● What the task requires
Copy all entries verbatim and keep any pictures out of the copy.

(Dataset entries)
···

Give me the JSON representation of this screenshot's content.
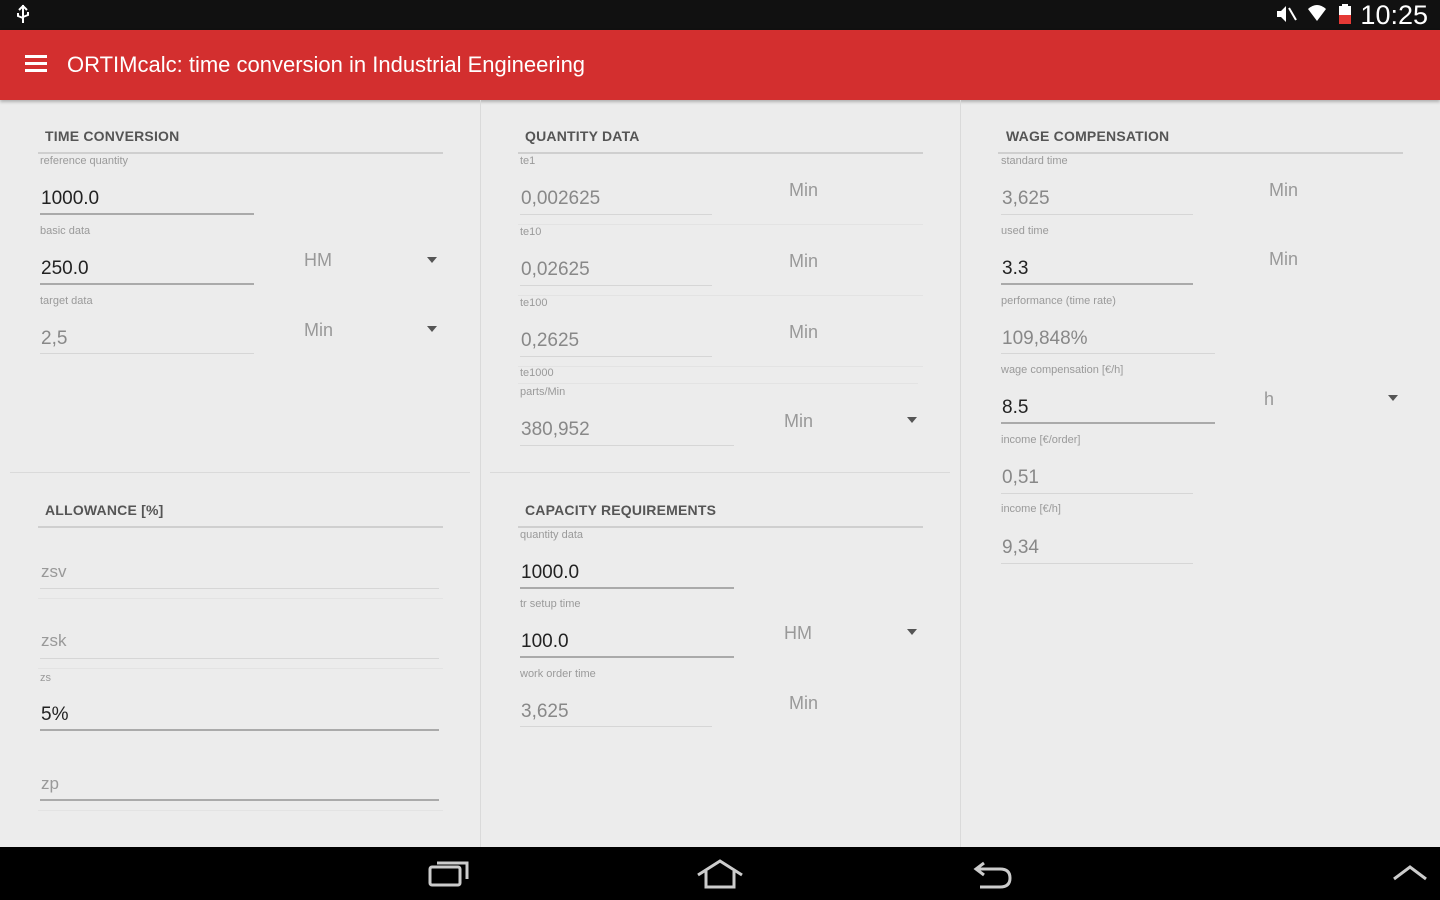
{
  "status_bar": {
    "time": "10:25"
  },
  "app": {
    "title": "ORTIMcalc: time conversion in Industrial Engineering"
  },
  "time_conversion": {
    "title": "TIME CONVERSION",
    "reference_quantity": {
      "label": "reference quantity",
      "value": "1000.0"
    },
    "basic_data": {
      "label": "basic data",
      "value": "250.0",
      "unit": "HM"
    },
    "target_data": {
      "label": "target data",
      "value": "2,5",
      "unit": "Min"
    }
  },
  "allowance": {
    "title": "ALLOWANCE [%]",
    "zsv": {
      "placeholder": "zsv"
    },
    "zsk": {
      "placeholder": "zsk"
    },
    "zs": {
      "label": "zs",
      "value": "5%"
    },
    "zp": {
      "placeholder": "zp"
    }
  },
  "quantity_data": {
    "title": "QUANTITY DATA",
    "te1": {
      "label": "te1",
      "value": "0,002625",
      "unit": "Min"
    },
    "te10": {
      "label": "te10",
      "value": "0,02625",
      "unit": "Min"
    },
    "te100": {
      "label": "te100",
      "value": "0,2625",
      "unit": "Min"
    },
    "te1000": {
      "label": "te1000"
    },
    "parts_min": {
      "label": "parts/Min",
      "value": "380,952",
      "unit": "Min"
    }
  },
  "capacity_requirements": {
    "title": "CAPACITY REQUIREMENTS",
    "quantity_data": {
      "label": "quantity data",
      "value": "1000.0"
    },
    "setup_time": {
      "label": "tr setup time",
      "value": "100.0",
      "unit": "HM"
    },
    "work_order_time": {
      "label": "work order time",
      "value": "3,625",
      "unit": "Min"
    }
  },
  "wage_compensation": {
    "title": "WAGE COMPENSATION",
    "standard_time": {
      "label": "standard time",
      "value": "3,625",
      "unit": "Min"
    },
    "used_time": {
      "label": "used time",
      "value": "3.3",
      "unit": "Min"
    },
    "performance": {
      "label": "performance (time rate)",
      "value": "109,848%"
    },
    "wage_compensation": {
      "label": "wage compensation [€/h]",
      "value": "8.5",
      "unit": "h"
    },
    "income_order": {
      "label": "income [€/order]",
      "value": "0,51"
    },
    "income_h": {
      "label": "income [€/h]",
      "value": "9,34"
    }
  },
  "icons": {
    "status": [
      "usb-icon",
      "mute-icon",
      "wifi-icon",
      "battery-icon"
    ],
    "nav": [
      "recent-apps-icon",
      "home-icon",
      "back-icon",
      "chevron-up-icon"
    ]
  }
}
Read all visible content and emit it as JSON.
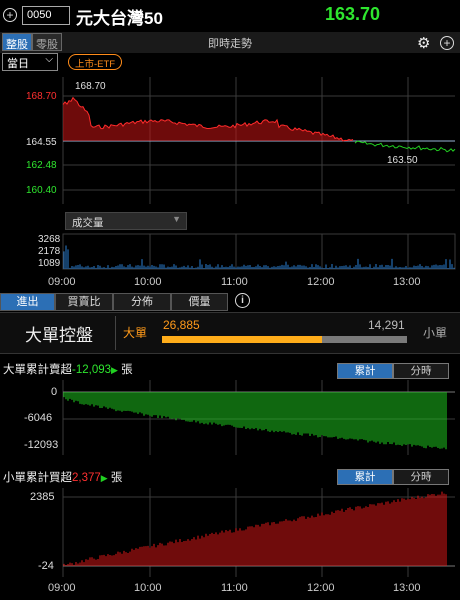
{
  "header": {
    "code": "0050",
    "name": "元大台灣50",
    "price": "163.70",
    "price_color": "#2ee62e"
  },
  "toolbar": {
    "tab_whole": "整股",
    "tab_odd": "零股",
    "title": "即時走勢",
    "period": "當日",
    "etf_badge": "上市-ETF"
  },
  "price_chart": {
    "y_labels": [
      "168.70",
      "164.55",
      "162.48",
      "160.40"
    ],
    "high_label": "168.70",
    "low_label": "163.50",
    "ref_price": 164.55,
    "colors": {
      "up": "#ff2b2b",
      "down": "#21d021",
      "ref": "#9ab3d6"
    }
  },
  "volume": {
    "selector": "成交量",
    "y_labels": [
      "3268",
      "2178",
      "1089"
    ]
  },
  "time_labels": [
    "09:00",
    "10:00",
    "11:00",
    "12:00",
    "13:00"
  ],
  "tabs": [
    "進出",
    "買賣比",
    "分佈",
    "價量"
  ],
  "control": {
    "title": "大單控盤",
    "big_label": "大單",
    "big_value": "26,885",
    "small_value": "14,291",
    "small_label": "小單",
    "big_ratio": 0.653
  },
  "big_chart": {
    "title_prefix": "大單累計賣超",
    "value": "-12,093",
    "unit": "張",
    "btn_total": "累計",
    "btn_period": "分時",
    "y_labels": [
      "0",
      "-6046",
      "-12093"
    ]
  },
  "small_chart": {
    "title_prefix": "小單累計買超",
    "value": "2,377",
    "unit": "張",
    "btn_total": "累計",
    "btn_period": "分時",
    "y_labels": [
      "2385",
      "-24"
    ]
  }
}
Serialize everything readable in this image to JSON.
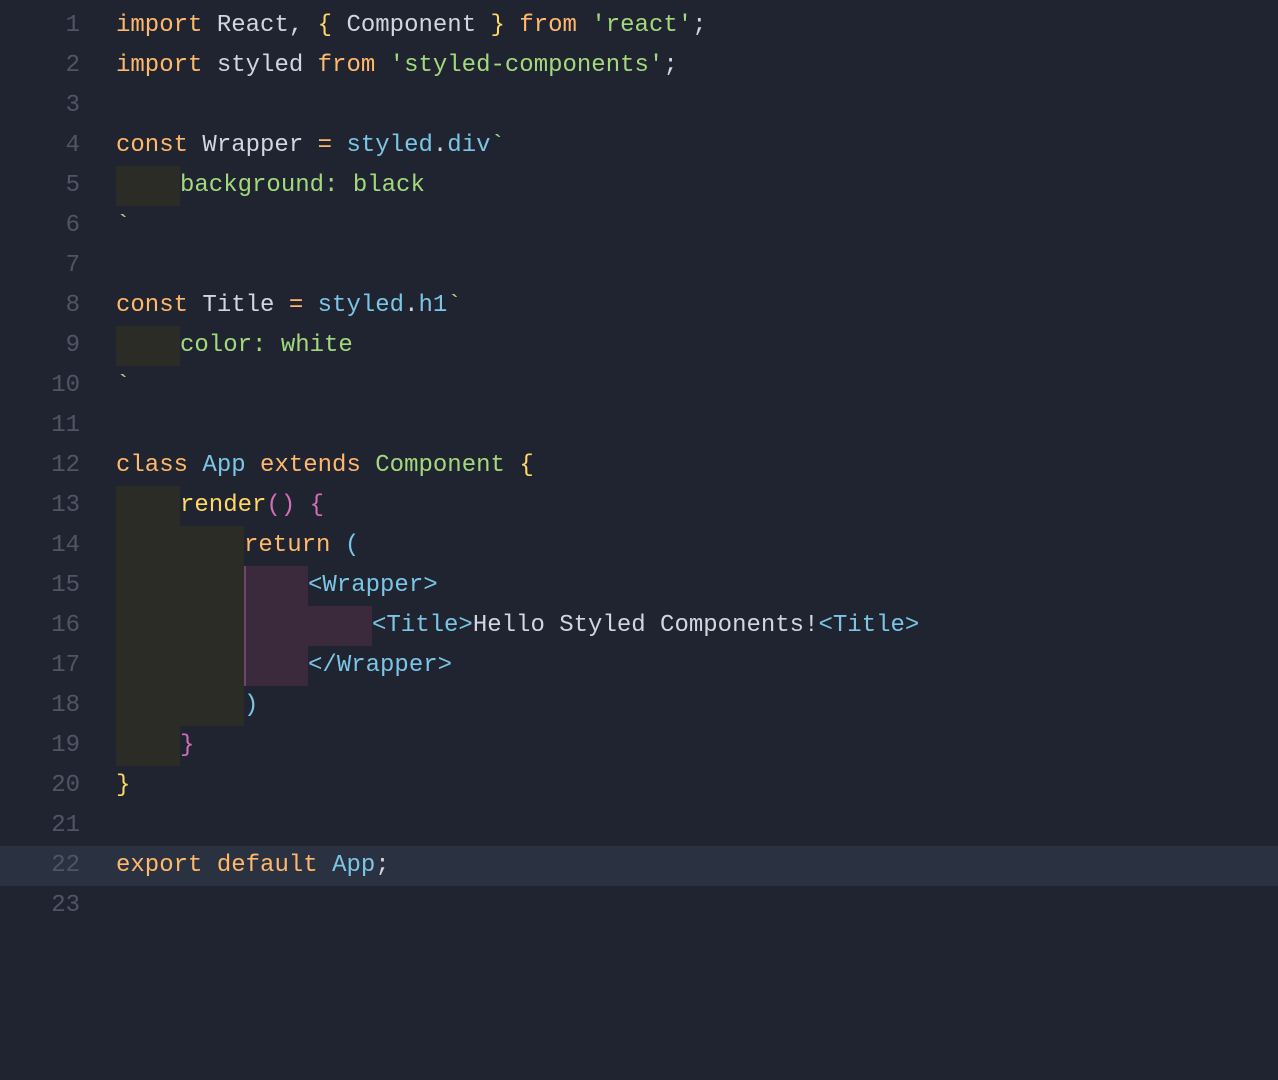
{
  "lines": {
    "total": 23,
    "highlighted": 22
  },
  "tokens": {
    "l1": {
      "kw_import": "import",
      "react": "React",
      "comma": ",",
      "brace_l": "{",
      "component": "Component",
      "brace_r": "}",
      "kw_from": "from",
      "str": "'react'",
      "semi": ";"
    },
    "l2": {
      "kw_import": "import",
      "styled": "styled",
      "kw_from": "from",
      "str": "'styled-components'",
      "semi": ";"
    },
    "l4": {
      "kw_const": "const",
      "wrapper": "Wrapper",
      "eq": "=",
      "styled": "styled",
      "dot": ".",
      "div": "div",
      "tick": "`"
    },
    "l5": {
      "css": "background: black"
    },
    "l6": {
      "tick": "`"
    },
    "l8": {
      "kw_const": "const",
      "title": "Title",
      "eq": "=",
      "styled": "styled",
      "dot": ".",
      "h1": "h1",
      "tick": "`"
    },
    "l9": {
      "css": "color: white"
    },
    "l10": {
      "tick": "`"
    },
    "l12": {
      "kw_class": "class",
      "app": "App",
      "kw_extends": "extends",
      "component": "Component",
      "brace_l": "{"
    },
    "l13": {
      "render": "render",
      "paren_l": "(",
      "paren_r": ")",
      "brace_l": "{"
    },
    "l14": {
      "kw_return": "return",
      "paren_l": "("
    },
    "l15": {
      "lt": "<",
      "wrapper": "Wrapper",
      "gt": ">"
    },
    "l16": {
      "lt1": "<",
      "title1": "Title",
      "gt1": ">",
      "content": "Hello Styled Components!",
      "lt2": "<",
      "title2": "Title",
      "gt2": ">"
    },
    "l17": {
      "lt": "<",
      "slash": "/",
      "wrapper": "Wrapper",
      "gt": ">"
    },
    "l18": {
      "paren_r": ")"
    },
    "l19": {
      "brace_r": "}"
    },
    "l20": {
      "brace_r": "}"
    },
    "l22": {
      "kw_export": "export",
      "kw_default": "default",
      "app": "App",
      "semi": ";"
    }
  },
  "chart_data": null
}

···

● Answer area
Give me the JSON representation of this screenshot's content.
{
  "status_bar": {
    "time": "10:25"
  },
  "app": {
    "title": "ORTIMcalc: time conversion in Industrial Engineering"
  },
  "time_conversion": {
    "title": "TIME CONVERSION",
    "reference_quantity": {
      "label": "reference quantity",
      "value": "1000.0"
    },
    "basic_data": {
      "label": "basic data",
      "value": "250.0",
      "unit": "HM"
    },
    "target_data": {
      "label": "target data",
      "value": "2,5",
      "unit": "Min"
    }
  },
  "allowance": {
    "title": "ALLOWANCE [%]",
    "zsv": {
      "placeholder": "zsv"
    },
    "zsk": {
      "placeholder": "zsk"
    },
    "zs": {
      "label": "zs",
      "value": "5%"
    },
    "zp": {
      "placeholder": "zp"
    }
  },
  "quantity_data": {
    "title": "QUANTITY DATA",
    "te1": {
      "label": "te1",
      "value": "0,002625",
      "unit": "Min"
    },
    "te10": {
      "label": "te10",
      "value": "0,02625",
      "unit": "Min"
    },
    "te100": {
      "label": "te100",
      "value": "0,2625",
      "unit": "Min"
    },
    "te1000": {
      "label": "te1000"
    },
    "parts_min": {
      "label": "parts/Min",
      "value": "380,952",
      "unit": "Min"
    }
  },
  "capacity_requirements": {
    "title": "CAPACITY REQUIREMENTS",
    "quantity_data": {
      "label": "quantity data",
      "value": "1000.0"
    },
    "setup_time": {
      "label": "tr setup time",
      "value": "100.0",
      "unit": "HM"
    },
    "work_order_time": {
      "label": "work order time",
      "value": "3,625",
      "unit": "Min"
    }
  },
  "wage_compensation": {
    "title": "WAGE COMPENSATION",
    "standard_time": {
      "label": "standard time",
      "value": "3,625",
      "unit": "Min"
    },
    "used_time": {
      "label": "used time",
      "value": "3.3",
      "unit": "Min"
    },
    "performance": {
      "label": "performance (time rate)",
      "value": "109,848%"
    },
    "wage_compensation": {
      "label": "wage compensation [€/h]",
      "value": "8.5",
      "unit": "h"
    },
    "income_order": {
      "label": "income [€/order]",
      "value": "0,51"
    },
    "income_h": {
      "label": "income [€/h]",
      "value": "9,34"
    }
  },
  "icons": {
    "status": [
      "usb-icon",
      "mute-icon",
      "wifi-icon",
      "battery-icon"
    ],
    "nav": [
      "recent-apps-icon",
      "home-icon",
      "back-icon",
      "chevron-up-icon"
    ]
  }
}
Read all visible content and emit it as JSON.
{
  "header": {
    "code": "0050",
    "name": "元大台灣50",
    "price": "163.70",
    "price_color": "#2ee62e"
  },
  "toolbar": {
    "tab_whole": "整股",
    "tab_odd": "零股",
    "title": "即時走勢",
    "period": "當日",
    "etf_badge": "上市-ETF"
  },
  "price_chart": {
    "y_labels": [
      "168.70",
      "164.55",
      "162.48",
      "160.40"
    ],
    "high_label": "168.70",
    "low_label": "163.50",
    "ref_price": 164.55,
    "colors": {
      "up": "#ff2b2b",
      "down": "#21d021",
      "ref": "#9ab3d6"
    }
  },
  "volume": {
    "selector": "成交量",
    "y_labels": [
      "3268",
      "2178",
      "1089"
    ]
  },
  "time_labels": [
    "09:00",
    "10:00",
    "11:00",
    "12:00",
    "13:00"
  ],
  "tabs": [
    "進出",
    "買賣比",
    "分佈",
    "價量"
  ],
  "control": {
    "title": "大單控盤",
    "big_label": "大單",
    "big_value": "26,885",
    "small_value": "14,291",
    "small_label": "小單",
    "big_ratio": 0.653
  },
  "big_chart": {
    "title_prefix": "大單累計賣超",
    "value": "-12,093",
    "unit": "張",
    "btn_total": "累計",
    "btn_period": "分時",
    "y_labels": [
      "0",
      "-6046",
      "-12093"
    ]
  },
  "small_chart": {
    "title_prefix": "小單累計買超",
    "value": "2,377",
    "unit": "張",
    "btn_total": "累計",
    "btn_period": "分時",
    "y_labels": [
      "2385",
      "-24"
    ]
  }
}
Serialize everything readable in this image to JSON.
{
  "lines": {
    "total": 23,
    "highlighted": 22
  },
  "tokens": {
    "l1": {
      "kw_import": "import",
      "react": "React",
      "comma": ",",
      "brace_l": "{",
      "component": "Component",
      "brace_r": "}",
      "kw_from": "from",
      "str": "'react'",
      "semi": ";"
    },
    "l2": {
      "kw_import": "import",
      "styled": "styled",
      "kw_from": "from",
      "str": "'styled-components'",
      "semi": ";"
    },
    "l4": {
      "kw_const": "const",
      "wrapper": "Wrapper",
      "eq": "=",
      "styled": "styled",
      "dot": ".",
      "div": "div",
      "tick": "`"
    },
    "l5": {
      "css": "background: black"
    },
    "l6": {
      "tick": "`"
    },
    "l8": {
      "kw_const": "const",
      "title": "Title",
      "eq": "=",
      "styled": "styled",
      "dot": ".",
      "h1": "h1",
      "tick": "`"
    },
    "l9": {
      "css": "color: white"
    },
    "l10": {
      "tick": "`"
    },
    "l12": {
      "kw_class": "class",
      "app": "App",
      "kw_extends": "extends",
      "component": "Component",
      "brace_l": "{"
    },
    "l13": {
      "render": "render",
      "paren_l": "(",
      "paren_r": ")",
      "brace_l": "{"
    },
    "l14": {
      "kw_return": "return",
      "paren_l": "("
    },
    "l15": {
      "lt": "<",
      "wrapper": "Wrapper",
      "gt": ">"
    },
    "l16": {
      "lt1": "<",
      "title1": "Title",
      "gt1": ">",
      "content": "Hello Styled Components!",
      "lt2": "<",
      "title2": "Title",
      "gt2": ">"
    },
    "l17": {
      "lt": "<",
      "slash": "/",
      "wrapper": "Wrapper",
      "gt": ">"
    },
    "l18": {
      "paren_r": ")"
    },
    "l19": {
      "brace_r": "}"
    },
    "l20": {
      "brace_r": "}"
    },
    "l22": {
      "kw_export": "export",
      "kw_default": "default",
      "app": "App",
      "semi": ";"
    }
  },
  "chart_data": null
}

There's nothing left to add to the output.